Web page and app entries

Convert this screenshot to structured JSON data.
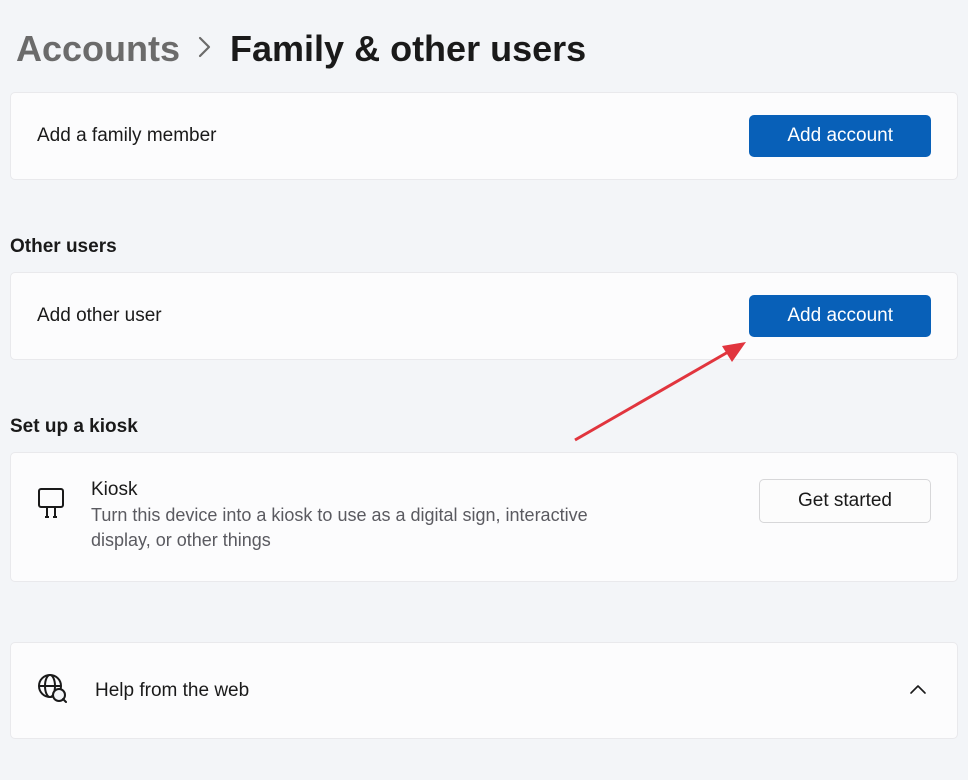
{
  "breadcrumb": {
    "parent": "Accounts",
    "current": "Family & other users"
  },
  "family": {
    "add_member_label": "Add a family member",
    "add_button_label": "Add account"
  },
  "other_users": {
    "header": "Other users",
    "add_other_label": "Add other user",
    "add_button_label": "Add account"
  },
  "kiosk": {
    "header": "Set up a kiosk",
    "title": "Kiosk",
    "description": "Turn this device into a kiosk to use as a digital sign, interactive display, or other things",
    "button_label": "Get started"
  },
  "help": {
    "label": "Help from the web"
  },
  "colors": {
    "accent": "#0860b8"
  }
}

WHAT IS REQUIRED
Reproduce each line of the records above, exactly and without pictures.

COMPLETED EXERCISE
Convert this screenshot to structured JSON data.
{
  "breadcrumb": {
    "parent": "Accounts",
    "current": "Family & other users"
  },
  "family": {
    "add_member_label": "Add a family member",
    "add_button_label": "Add account"
  },
  "other_users": {
    "header": "Other users",
    "add_other_label": "Add other user",
    "add_button_label": "Add account"
  },
  "kiosk": {
    "header": "Set up a kiosk",
    "title": "Kiosk",
    "description": "Turn this device into a kiosk to use as a digital sign, interactive display, or other things",
    "button_label": "Get started"
  },
  "help": {
    "label": "Help from the web"
  },
  "colors": {
    "accent": "#0860b8"
  }
}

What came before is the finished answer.